    In 1957 Sputnik I became the first artificial satellite to orbit the Earth.  Later that year, Laika the dog became the first living being in orbit.  In 1961, Yuri Gagarin became the first man—followed in 1963 by Valentina Vladimirovna Tereshkova, the first woman—to orbit the Earth.  Long before the Soviets dominated “the space race,” though, ancient cosmology turned to circles and spheres to make sense of the workings, and the beauty, of the cosmos.  In January, the DHC comes full circle, too, bringing all of these traditions together in an investigation that includes a screening of the film that tells the real-time story of Gagarin’s flight, the world premiere of composer Mark Nowakowski’s musical work inspired by orbits, an artistic performance on the Cyr wheel by a master “orbiter,” and lectures that investigate the feminist future imagined by young Soviet girls who wrote letters to Tereshkova, as well as the importance of ancient Greek cosmological thinking—Aristotelian orbs and all—for today.

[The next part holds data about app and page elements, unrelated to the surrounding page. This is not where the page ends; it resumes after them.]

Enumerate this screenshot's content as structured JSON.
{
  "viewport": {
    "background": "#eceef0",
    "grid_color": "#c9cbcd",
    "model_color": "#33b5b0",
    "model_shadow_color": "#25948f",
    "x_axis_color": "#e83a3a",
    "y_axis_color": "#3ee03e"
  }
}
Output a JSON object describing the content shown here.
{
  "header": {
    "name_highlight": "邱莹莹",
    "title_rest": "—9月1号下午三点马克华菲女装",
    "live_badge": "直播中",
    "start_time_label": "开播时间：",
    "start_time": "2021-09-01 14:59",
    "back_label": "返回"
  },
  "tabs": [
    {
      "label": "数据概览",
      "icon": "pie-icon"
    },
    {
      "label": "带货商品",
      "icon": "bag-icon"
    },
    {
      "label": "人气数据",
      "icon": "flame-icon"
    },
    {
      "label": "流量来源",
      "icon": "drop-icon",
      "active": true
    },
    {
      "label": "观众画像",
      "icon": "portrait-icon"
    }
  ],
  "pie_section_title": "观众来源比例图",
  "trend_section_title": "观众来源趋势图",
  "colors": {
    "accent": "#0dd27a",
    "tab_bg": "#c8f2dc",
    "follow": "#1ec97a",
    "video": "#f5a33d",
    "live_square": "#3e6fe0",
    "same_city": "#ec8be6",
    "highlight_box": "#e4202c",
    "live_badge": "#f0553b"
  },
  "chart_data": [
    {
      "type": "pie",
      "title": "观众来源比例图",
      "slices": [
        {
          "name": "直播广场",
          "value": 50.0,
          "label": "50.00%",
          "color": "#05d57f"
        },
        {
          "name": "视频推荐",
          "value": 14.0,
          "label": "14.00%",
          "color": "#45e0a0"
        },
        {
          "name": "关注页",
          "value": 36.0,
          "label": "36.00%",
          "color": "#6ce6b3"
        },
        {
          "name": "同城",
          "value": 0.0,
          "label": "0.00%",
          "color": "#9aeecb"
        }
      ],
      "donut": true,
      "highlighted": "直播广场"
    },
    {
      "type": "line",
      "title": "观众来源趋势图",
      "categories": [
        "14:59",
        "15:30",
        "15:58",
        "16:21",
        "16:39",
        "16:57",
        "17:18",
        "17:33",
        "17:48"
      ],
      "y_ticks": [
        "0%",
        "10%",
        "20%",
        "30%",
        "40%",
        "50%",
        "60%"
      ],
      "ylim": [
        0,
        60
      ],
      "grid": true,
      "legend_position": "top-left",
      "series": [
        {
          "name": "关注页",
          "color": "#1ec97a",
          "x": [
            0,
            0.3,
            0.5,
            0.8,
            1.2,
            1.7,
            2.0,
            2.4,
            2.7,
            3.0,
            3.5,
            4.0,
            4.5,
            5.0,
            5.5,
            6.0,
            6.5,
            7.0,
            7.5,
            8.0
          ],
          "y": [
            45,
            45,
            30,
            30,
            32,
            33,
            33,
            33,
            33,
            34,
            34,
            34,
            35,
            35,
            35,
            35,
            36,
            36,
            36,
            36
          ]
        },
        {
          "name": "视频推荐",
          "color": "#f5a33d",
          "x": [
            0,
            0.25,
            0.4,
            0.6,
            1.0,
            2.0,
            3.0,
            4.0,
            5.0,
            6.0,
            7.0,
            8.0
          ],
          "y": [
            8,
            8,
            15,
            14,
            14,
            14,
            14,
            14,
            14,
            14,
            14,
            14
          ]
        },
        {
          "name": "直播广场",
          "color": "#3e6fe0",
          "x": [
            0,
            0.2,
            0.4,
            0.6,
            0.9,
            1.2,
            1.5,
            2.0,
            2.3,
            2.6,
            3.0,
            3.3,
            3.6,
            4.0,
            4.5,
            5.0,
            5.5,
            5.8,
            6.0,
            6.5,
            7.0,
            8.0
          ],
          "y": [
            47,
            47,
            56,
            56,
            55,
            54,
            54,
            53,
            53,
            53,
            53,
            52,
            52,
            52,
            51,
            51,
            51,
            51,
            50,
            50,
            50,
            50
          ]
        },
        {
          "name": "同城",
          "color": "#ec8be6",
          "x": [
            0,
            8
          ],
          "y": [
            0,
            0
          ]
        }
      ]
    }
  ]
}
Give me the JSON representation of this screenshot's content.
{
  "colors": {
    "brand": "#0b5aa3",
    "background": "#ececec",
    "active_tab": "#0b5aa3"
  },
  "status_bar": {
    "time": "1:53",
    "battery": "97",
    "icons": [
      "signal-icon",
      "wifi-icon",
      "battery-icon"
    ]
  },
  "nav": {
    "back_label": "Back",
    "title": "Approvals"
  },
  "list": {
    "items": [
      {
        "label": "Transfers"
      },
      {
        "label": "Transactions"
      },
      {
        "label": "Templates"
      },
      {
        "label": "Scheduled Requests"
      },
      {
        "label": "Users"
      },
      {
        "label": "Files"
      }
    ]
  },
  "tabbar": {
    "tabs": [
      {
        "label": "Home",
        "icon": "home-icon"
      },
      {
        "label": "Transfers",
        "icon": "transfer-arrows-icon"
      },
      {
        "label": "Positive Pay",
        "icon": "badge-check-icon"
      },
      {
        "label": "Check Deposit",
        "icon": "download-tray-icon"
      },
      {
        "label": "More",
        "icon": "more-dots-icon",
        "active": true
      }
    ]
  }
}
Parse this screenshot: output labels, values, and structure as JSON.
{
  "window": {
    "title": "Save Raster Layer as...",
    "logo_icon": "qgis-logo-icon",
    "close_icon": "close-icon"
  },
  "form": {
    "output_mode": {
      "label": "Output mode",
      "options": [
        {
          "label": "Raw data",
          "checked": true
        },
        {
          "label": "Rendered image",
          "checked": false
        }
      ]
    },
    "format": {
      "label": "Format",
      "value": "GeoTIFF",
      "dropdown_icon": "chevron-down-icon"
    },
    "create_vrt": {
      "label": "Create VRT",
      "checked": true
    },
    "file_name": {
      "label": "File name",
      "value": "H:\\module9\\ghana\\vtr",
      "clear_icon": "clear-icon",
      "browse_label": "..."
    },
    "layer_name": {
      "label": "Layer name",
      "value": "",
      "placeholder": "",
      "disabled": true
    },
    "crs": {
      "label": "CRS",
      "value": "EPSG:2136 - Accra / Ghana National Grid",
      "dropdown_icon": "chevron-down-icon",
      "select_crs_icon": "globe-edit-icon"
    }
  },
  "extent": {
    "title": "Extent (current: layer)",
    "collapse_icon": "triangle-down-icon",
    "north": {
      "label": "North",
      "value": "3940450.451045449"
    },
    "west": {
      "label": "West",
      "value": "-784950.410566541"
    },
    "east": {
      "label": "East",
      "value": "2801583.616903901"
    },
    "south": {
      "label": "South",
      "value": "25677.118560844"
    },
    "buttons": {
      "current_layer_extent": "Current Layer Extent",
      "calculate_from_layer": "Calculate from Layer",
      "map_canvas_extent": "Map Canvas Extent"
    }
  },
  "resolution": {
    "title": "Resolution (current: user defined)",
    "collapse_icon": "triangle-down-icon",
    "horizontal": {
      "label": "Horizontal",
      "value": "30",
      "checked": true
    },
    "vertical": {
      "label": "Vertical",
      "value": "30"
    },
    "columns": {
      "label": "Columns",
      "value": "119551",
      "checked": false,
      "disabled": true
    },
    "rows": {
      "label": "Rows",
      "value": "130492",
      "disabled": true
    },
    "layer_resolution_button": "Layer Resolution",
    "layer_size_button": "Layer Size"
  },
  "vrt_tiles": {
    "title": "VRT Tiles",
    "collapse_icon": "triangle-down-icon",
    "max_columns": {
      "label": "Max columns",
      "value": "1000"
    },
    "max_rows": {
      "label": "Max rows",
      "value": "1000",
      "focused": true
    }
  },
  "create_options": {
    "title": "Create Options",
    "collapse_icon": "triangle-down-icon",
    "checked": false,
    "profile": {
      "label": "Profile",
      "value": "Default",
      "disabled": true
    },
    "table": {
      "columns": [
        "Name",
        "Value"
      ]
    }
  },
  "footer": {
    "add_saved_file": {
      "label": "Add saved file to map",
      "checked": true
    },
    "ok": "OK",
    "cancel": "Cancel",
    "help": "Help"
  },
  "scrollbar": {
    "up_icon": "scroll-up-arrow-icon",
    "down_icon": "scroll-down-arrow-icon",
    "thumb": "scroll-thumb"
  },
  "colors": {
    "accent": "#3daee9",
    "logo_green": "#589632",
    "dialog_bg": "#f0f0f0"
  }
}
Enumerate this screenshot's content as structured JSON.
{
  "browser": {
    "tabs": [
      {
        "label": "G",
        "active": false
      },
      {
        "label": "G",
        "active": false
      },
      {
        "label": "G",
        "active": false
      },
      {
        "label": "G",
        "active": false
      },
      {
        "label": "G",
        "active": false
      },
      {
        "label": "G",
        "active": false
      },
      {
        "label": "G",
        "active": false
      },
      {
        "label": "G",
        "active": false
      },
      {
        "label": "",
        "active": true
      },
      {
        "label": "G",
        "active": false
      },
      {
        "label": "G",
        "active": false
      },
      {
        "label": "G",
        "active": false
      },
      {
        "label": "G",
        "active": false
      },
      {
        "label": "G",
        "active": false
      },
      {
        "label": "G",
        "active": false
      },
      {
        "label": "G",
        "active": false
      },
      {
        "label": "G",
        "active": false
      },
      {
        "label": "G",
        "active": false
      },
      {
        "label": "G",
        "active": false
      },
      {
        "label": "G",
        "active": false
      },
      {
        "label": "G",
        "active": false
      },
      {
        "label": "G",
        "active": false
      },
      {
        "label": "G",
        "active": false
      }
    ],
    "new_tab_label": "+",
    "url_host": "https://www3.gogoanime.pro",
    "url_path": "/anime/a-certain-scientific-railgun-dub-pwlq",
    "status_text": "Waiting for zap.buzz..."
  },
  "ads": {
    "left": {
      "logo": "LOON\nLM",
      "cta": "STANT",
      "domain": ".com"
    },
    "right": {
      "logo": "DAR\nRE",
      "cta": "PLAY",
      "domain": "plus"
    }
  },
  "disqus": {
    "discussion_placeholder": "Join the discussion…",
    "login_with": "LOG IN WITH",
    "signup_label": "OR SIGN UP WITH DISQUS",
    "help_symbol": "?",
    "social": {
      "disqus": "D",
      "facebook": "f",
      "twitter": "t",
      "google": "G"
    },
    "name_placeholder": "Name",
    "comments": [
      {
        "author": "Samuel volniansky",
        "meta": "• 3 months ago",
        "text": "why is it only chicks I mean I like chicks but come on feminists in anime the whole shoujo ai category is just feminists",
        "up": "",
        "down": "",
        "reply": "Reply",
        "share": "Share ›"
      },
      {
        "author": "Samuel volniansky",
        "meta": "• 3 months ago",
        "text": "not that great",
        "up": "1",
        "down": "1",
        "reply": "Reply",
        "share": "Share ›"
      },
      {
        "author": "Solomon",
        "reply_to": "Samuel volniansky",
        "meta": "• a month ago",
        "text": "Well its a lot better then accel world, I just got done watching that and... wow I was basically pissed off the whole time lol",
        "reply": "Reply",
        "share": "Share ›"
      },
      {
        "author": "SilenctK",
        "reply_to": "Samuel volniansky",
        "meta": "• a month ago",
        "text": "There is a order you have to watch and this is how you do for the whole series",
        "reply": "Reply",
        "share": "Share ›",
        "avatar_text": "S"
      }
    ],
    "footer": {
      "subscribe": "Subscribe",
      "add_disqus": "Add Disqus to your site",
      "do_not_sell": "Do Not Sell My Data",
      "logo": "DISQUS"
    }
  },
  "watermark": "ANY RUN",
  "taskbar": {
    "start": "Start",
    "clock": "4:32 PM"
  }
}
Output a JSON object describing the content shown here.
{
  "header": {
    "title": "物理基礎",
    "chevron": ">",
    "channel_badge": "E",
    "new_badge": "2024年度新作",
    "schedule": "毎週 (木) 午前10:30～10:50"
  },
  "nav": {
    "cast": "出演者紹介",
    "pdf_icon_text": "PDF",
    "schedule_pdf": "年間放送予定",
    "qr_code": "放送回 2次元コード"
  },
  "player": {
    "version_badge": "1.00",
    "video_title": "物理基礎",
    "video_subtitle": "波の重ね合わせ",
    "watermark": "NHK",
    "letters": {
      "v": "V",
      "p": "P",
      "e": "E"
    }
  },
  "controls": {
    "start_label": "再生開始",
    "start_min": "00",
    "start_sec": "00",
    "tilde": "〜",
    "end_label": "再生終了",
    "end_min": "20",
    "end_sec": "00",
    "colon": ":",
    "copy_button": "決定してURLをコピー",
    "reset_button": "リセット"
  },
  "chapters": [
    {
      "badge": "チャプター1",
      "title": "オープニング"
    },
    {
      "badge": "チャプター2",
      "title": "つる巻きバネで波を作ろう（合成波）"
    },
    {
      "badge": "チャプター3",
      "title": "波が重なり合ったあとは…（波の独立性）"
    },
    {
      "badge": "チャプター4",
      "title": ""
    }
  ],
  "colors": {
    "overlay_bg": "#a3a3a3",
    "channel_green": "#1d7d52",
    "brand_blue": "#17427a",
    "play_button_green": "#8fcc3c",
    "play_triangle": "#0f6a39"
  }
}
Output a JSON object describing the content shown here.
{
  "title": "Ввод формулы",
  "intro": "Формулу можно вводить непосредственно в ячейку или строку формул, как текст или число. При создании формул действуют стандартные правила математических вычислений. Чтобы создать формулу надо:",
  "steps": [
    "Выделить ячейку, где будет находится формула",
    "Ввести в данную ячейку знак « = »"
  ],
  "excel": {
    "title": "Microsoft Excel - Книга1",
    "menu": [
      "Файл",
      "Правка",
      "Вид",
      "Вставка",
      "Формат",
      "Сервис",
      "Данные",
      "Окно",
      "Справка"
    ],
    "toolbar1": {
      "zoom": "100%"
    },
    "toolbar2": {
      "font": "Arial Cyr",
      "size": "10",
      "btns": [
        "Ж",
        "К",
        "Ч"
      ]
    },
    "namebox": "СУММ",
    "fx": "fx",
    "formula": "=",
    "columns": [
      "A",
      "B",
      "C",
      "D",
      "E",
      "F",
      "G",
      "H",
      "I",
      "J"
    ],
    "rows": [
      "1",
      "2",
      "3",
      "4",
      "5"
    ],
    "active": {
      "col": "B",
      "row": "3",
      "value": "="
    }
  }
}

  • Transformations/In Conversation with Great Minds: Kafka’s Metamorphosis featuring Edward Watson

    When Royal Ballet Principal Edward Watson dances the role of Gregor Samsa in Arthur Pita’s adaptation of Franz Kafka’s novella, Metamorphosis, it is not only a man that transforms into an insect on stage, but an audience that is transformed in the presence of a master and a masterpiece.  Interpreting choreography that ingeniously reveals Samsa’s inner experience and intersubjective embodiment, Watson lets Kafka’s story settle into his flesh in a virtuoso performance, proving why he is one of the greatest dancers working today.  After a screening of the film of the ballet, the DHC is proud to welcome Edward Watson as he joins Center director H. Peter Steeves on stage for a conversation about Metamorphosis, dance, art, and transformations.

  • The Scholar’s Game Night - The Scholar’s Improv 2: Academic Boogaloo

    Join us as DePaul professors and a troupe of professional Chicago comedians go toe-to-toe, as the comedians perform improv and the professors are challenged to lecture extemporaneously on surprise topics.  Led by improv comic Pete Parsons, the comedians will present six improvised scenes, showcasing their talent, quick minds, and artistry.  These moments will be interspersed with five mini-lectures by DePaul professors, each accompanied by a PowerPoint presentation in his or her field but which he or she has never seen before.  By the end of the evening, you’ll see that what academicians do by thinking, thinking on their feet, and making others think is a real art, and that what professional improv comedians do is a similarly intellectually and aesthetically rich enterprise worthy of serious scholarly reflection—as well as laughter.


    “A must-see!  Don’t miss the only DHC event of the year at which Stephen Colbert, Stephen Hawking, Stephen King, and Stephen Sondheim would feel equally at home—and all make fun of Stephen Baldwin.”  

    —Stephen Jay Gould